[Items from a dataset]
★ ★ ★
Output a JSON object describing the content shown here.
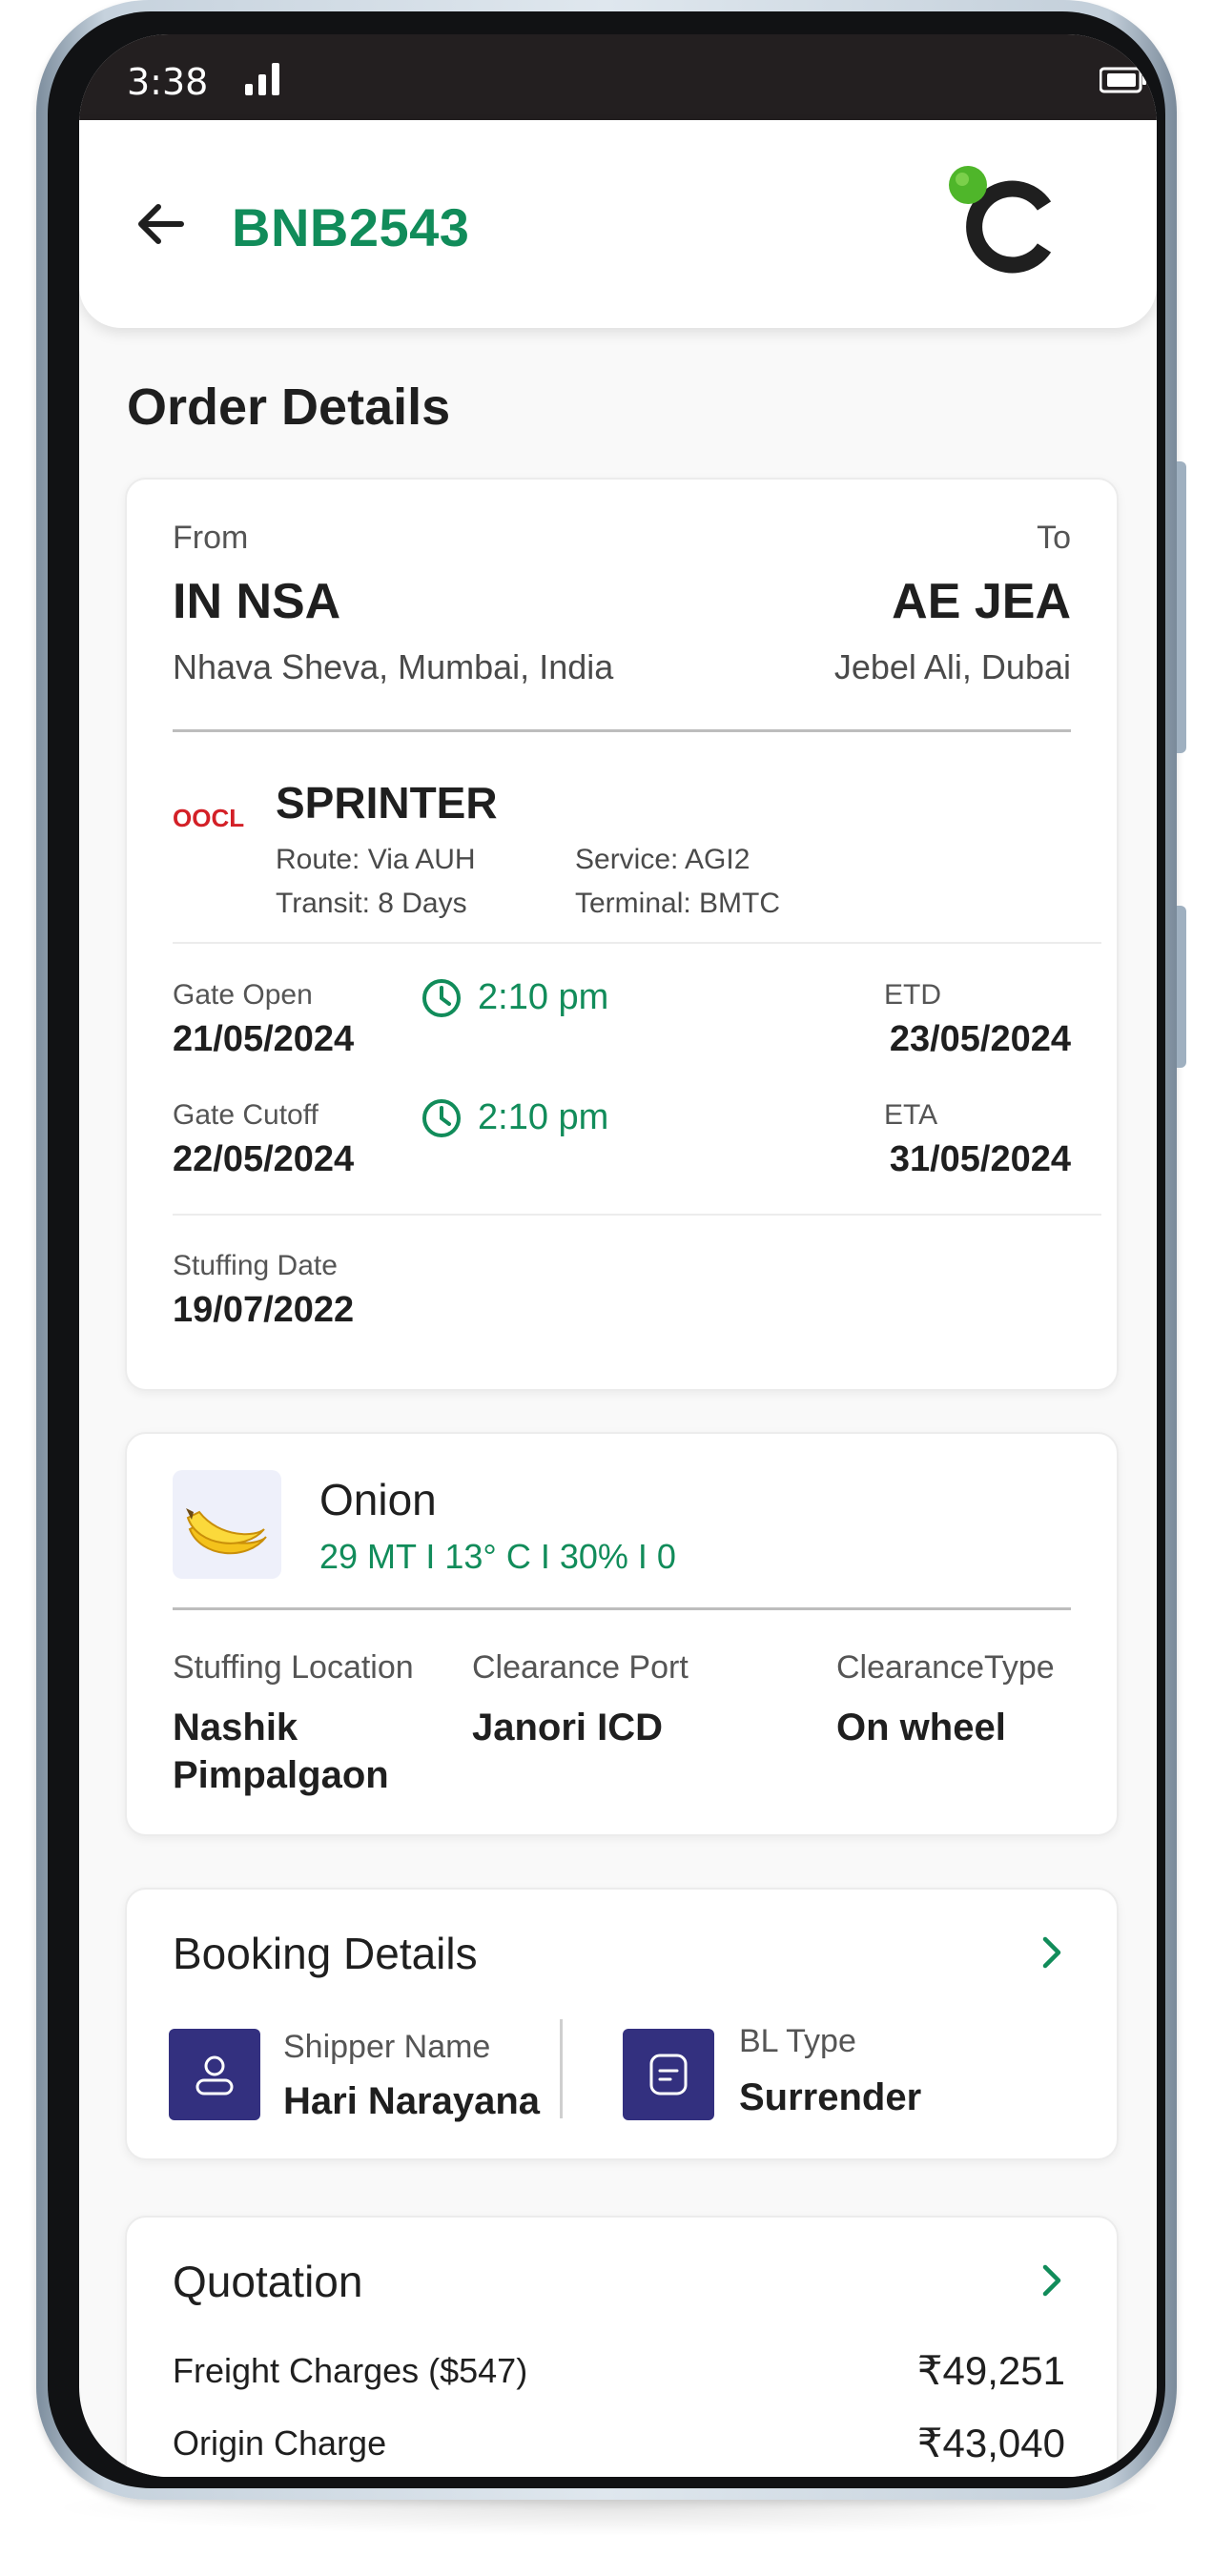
{
  "status_bar": {
    "time": "3:38"
  },
  "header": {
    "booking_id": "BNB2543"
  },
  "page": {
    "title": "Order Details"
  },
  "route": {
    "from_label": "From",
    "from_code": "IN NSA",
    "from_place": "Nhava Sheva, Mumbai, India",
    "to_label": "To",
    "to_code": "AE JEA",
    "to_place": "Jebel Ali, Dubai"
  },
  "carrier": {
    "logo_text": "OOCL",
    "vessel": "SPRINTER",
    "route": "Route: Via AUH",
    "transit": "Transit: 8 Days",
    "service": "Service: AGI2",
    "terminal": "Terminal: BMTC"
  },
  "schedule": {
    "gate_open_label": "Gate Open",
    "gate_open_date": "21/05/2024",
    "gate_open_time": "2:10 pm",
    "etd_label": "ETD",
    "etd_date": "23/05/2024",
    "gate_cutoff_label": "Gate Cutoff",
    "gate_cutoff_date": "22/05/2024",
    "gate_cutoff_time": "2:10 pm",
    "eta_label": "ETA",
    "eta_date": "31/05/2024",
    "stuffing_label": "Stuffing Date",
    "stuffing_date": "19/07/2022"
  },
  "product": {
    "name": "Onion",
    "specs": "29 MT I 13° C  I 30% I 0",
    "stuffing_location_label": "Stuffing Location",
    "stuffing_location_line1": "Nashik",
    "stuffing_location_line2": "Pimpalgaon",
    "clearance_port_label": "Clearance Port",
    "clearance_port": "Janori ICD",
    "clearance_type_label": "ClearanceType",
    "clearance_type": "On wheel"
  },
  "booking": {
    "title": "Booking Details",
    "shipper_label": "Shipper Name",
    "shipper_name": "Hari Narayana",
    "bl_type_label": "BL Type",
    "bl_type": "Surrender"
  },
  "quotation": {
    "title": "Quotation",
    "rows": [
      {
        "label": "Freight Charges ($547)",
        "amount": "₹49,251"
      },
      {
        "label": "Origin Charge",
        "amount": "₹43,040"
      }
    ]
  },
  "colors": {
    "accent_green": "#118c5a",
    "tile_indigo": "#33307f",
    "status_bar": "#231f20"
  }
}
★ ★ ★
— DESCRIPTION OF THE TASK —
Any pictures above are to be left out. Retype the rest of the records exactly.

— RESPONSE —
Output a JSON object describing the content shown here.
{
  "status_bar": {
    "time": "3:38"
  },
  "header": {
    "booking_id": "BNB2543"
  },
  "page": {
    "title": "Order Details"
  },
  "route": {
    "from_label": "From",
    "from_code": "IN NSA",
    "from_place": "Nhava Sheva, Mumbai, India",
    "to_label": "To",
    "to_code": "AE JEA",
    "to_place": "Jebel Ali, Dubai"
  },
  "carrier": {
    "logo_text": "OOCL",
    "vessel": "SPRINTER",
    "route": "Route: Via AUH",
    "transit": "Transit: 8 Days",
    "service": "Service: AGI2",
    "terminal": "Terminal: BMTC"
  },
  "schedule": {
    "gate_open_label": "Gate Open",
    "gate_open_date": "21/05/2024",
    "gate_open_time": "2:10 pm",
    "etd_label": "ETD",
    "etd_date": "23/05/2024",
    "gate_cutoff_label": "Gate Cutoff",
    "gate_cutoff_date": "22/05/2024",
    "gate_cutoff_time": "2:10 pm",
    "eta_label": "ETA",
    "eta_date": "31/05/2024",
    "stuffing_label": "Stuffing Date",
    "stuffing_date": "19/07/2022"
  },
  "product": {
    "name": "Onion",
    "specs": "29 MT I 13° C  I 30% I 0",
    "stuffing_location_label": "Stuffing Location",
    "stuffing_location_line1": "Nashik",
    "stuffing_location_line2": "Pimpalgaon",
    "clearance_port_label": "Clearance Port",
    "clearance_port": "Janori ICD",
    "clearance_type_label": "ClearanceType",
    "clearance_type": "On wheel"
  },
  "booking": {
    "title": "Booking Details",
    "shipper_label": "Shipper Name",
    "shipper_name": "Hari Narayana",
    "bl_type_label": "BL Type",
    "bl_type": "Surrender"
  },
  "quotation": {
    "title": "Quotation",
    "rows": [
      {
        "label": "Freight Charges ($547)",
        "amount": "₹49,251"
      },
      {
        "label": "Origin Charge",
        "amount": "₹43,040"
      }
    ]
  },
  "colors": {
    "accent_green": "#118c5a",
    "tile_indigo": "#33307f",
    "status_bar": "#231f20"
  }
}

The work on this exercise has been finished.